■ **TASK DETAILS**:
Keep only the lines of the listing that include the word "this", and copy them.

■ **EXERCISE DATA**:
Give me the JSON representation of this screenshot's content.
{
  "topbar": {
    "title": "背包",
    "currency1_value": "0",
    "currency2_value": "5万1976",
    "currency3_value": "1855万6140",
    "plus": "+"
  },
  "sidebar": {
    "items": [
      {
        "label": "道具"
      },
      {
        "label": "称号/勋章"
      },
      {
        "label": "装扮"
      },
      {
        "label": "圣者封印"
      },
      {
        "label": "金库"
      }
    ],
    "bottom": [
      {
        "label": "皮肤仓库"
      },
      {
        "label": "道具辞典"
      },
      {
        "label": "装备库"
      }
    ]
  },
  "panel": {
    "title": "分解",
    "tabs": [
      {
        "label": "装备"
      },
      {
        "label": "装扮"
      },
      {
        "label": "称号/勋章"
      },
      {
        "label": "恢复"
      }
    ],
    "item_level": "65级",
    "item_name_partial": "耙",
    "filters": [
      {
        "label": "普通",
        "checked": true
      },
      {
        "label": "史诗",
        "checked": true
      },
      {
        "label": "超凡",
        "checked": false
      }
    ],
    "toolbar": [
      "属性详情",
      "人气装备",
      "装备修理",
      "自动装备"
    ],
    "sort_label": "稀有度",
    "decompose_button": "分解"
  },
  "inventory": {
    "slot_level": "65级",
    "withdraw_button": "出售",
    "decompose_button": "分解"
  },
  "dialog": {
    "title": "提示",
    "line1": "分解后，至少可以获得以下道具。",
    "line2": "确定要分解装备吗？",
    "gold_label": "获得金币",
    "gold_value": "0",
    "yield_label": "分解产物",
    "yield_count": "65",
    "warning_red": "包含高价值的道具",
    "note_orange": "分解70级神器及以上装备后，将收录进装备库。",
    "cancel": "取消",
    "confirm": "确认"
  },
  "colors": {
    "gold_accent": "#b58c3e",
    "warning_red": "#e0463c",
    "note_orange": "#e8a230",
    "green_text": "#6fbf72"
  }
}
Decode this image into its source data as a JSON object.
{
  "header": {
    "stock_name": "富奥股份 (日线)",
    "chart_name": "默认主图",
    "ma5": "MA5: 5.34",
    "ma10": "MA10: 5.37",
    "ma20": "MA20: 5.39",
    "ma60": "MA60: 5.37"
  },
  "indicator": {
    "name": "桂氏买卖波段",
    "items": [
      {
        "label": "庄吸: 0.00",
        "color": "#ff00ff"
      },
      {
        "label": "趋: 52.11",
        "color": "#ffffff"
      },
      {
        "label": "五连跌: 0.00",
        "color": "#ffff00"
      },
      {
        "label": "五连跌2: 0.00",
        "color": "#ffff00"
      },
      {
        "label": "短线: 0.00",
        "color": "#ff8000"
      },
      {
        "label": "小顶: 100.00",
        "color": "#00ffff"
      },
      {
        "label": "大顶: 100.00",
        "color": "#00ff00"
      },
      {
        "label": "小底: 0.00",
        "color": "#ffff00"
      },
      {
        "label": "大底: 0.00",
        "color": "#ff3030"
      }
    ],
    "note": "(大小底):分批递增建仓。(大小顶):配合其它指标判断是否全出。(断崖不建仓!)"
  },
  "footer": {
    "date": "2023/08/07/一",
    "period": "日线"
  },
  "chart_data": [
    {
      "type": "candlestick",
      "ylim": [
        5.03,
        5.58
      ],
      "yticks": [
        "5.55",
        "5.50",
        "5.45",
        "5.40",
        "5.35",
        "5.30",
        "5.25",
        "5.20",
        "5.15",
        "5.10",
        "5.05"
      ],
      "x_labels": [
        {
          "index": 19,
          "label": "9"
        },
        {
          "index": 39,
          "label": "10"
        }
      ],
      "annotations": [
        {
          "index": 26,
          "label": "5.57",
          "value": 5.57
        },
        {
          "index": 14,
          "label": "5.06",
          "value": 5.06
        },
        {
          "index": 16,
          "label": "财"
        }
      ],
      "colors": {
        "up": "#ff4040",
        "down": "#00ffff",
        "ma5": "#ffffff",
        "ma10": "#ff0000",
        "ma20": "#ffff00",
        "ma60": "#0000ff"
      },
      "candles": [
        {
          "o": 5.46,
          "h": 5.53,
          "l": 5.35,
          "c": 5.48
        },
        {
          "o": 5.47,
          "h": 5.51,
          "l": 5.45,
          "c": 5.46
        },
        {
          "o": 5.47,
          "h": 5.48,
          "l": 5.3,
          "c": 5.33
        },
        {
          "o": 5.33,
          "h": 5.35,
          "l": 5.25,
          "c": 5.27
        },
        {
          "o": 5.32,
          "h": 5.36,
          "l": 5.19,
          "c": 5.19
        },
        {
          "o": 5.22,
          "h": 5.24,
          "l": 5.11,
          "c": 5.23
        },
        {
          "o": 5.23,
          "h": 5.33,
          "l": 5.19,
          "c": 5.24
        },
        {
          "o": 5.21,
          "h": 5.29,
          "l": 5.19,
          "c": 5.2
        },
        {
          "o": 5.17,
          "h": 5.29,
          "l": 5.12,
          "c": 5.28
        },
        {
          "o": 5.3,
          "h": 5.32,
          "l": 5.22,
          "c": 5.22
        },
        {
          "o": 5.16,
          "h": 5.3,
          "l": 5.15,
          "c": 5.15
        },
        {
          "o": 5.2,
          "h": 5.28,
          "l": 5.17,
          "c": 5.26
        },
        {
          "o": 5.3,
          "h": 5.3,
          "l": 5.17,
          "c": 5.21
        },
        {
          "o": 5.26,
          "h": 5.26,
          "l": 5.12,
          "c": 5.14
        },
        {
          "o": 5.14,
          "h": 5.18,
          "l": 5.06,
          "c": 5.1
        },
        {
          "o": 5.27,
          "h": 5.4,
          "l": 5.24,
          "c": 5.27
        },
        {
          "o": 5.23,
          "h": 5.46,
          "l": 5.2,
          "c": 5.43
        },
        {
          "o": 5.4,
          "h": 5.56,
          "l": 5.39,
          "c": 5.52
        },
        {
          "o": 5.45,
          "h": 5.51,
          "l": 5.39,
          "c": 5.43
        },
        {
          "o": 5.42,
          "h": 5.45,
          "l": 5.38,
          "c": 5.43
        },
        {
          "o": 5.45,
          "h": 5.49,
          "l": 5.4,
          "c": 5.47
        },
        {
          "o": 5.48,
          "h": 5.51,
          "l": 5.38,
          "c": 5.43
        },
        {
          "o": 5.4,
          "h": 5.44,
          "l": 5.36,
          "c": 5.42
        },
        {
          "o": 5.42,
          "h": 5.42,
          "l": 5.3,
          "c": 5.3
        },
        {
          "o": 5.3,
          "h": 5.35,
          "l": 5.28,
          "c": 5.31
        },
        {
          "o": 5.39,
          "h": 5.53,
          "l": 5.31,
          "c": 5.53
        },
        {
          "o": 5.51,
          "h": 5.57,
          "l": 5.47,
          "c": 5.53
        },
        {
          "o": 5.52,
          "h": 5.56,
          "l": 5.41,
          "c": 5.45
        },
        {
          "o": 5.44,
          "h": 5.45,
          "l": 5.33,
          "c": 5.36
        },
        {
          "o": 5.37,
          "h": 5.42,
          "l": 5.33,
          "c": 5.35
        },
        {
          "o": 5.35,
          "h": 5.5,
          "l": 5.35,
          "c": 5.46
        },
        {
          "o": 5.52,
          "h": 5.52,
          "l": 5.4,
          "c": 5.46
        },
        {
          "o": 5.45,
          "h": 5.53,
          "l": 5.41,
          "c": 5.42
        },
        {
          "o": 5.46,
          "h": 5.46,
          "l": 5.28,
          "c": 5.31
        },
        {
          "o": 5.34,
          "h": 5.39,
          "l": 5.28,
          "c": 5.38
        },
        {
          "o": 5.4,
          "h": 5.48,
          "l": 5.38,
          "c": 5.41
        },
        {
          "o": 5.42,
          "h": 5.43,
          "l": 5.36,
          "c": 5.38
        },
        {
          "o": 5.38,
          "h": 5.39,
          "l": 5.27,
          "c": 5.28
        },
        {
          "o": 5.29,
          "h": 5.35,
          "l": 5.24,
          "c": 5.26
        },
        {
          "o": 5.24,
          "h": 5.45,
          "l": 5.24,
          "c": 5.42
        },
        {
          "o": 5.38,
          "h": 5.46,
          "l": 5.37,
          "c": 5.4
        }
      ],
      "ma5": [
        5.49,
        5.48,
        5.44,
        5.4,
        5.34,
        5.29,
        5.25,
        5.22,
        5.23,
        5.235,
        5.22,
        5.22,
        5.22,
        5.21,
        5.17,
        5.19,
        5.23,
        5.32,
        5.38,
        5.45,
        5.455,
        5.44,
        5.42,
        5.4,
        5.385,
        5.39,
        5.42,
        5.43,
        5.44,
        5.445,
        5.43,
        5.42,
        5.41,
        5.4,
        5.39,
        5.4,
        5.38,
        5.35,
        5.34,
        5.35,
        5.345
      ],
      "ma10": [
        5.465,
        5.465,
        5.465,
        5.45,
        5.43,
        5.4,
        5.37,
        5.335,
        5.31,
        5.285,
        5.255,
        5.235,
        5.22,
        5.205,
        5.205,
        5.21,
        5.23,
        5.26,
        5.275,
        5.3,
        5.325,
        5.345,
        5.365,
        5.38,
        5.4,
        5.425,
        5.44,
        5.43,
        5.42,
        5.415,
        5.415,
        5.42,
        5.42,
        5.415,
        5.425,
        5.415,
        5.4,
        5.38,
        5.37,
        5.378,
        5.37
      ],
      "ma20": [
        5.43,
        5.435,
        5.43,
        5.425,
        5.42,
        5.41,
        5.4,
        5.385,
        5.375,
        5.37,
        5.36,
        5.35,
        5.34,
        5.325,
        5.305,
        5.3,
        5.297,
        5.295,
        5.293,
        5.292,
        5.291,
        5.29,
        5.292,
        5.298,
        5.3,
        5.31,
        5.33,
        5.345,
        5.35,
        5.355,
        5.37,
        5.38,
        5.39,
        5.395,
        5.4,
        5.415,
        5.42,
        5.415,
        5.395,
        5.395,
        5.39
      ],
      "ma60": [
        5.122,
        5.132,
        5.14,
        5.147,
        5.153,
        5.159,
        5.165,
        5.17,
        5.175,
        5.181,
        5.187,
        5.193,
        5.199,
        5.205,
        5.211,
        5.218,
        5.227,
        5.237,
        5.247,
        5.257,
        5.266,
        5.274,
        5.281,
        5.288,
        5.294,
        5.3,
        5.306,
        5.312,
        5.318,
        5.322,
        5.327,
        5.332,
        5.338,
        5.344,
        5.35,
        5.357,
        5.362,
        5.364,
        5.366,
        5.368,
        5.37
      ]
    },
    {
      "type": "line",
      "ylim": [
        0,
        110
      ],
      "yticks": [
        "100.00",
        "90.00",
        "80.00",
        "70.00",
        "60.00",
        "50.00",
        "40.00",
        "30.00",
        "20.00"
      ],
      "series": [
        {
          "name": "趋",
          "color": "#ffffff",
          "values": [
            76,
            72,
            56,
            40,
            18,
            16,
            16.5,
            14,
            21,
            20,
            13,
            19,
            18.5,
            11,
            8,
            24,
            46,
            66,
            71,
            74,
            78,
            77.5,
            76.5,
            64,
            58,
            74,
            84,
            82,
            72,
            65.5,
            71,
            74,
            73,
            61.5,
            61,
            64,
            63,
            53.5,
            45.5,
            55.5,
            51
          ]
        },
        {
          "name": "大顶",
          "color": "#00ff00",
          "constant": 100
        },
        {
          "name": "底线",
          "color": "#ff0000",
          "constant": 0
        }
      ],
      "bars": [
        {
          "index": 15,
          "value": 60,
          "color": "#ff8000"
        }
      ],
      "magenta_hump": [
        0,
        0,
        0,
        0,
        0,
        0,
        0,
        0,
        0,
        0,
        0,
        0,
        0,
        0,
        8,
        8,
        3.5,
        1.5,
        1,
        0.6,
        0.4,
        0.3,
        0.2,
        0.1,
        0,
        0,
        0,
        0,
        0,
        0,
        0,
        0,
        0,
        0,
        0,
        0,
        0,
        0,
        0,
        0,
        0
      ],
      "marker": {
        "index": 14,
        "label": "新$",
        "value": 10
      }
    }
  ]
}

■ **RESULT OF THE TASK**:
Give me the JSON representation of this screenshot's content.
Decode this image into its source data as a JSON object.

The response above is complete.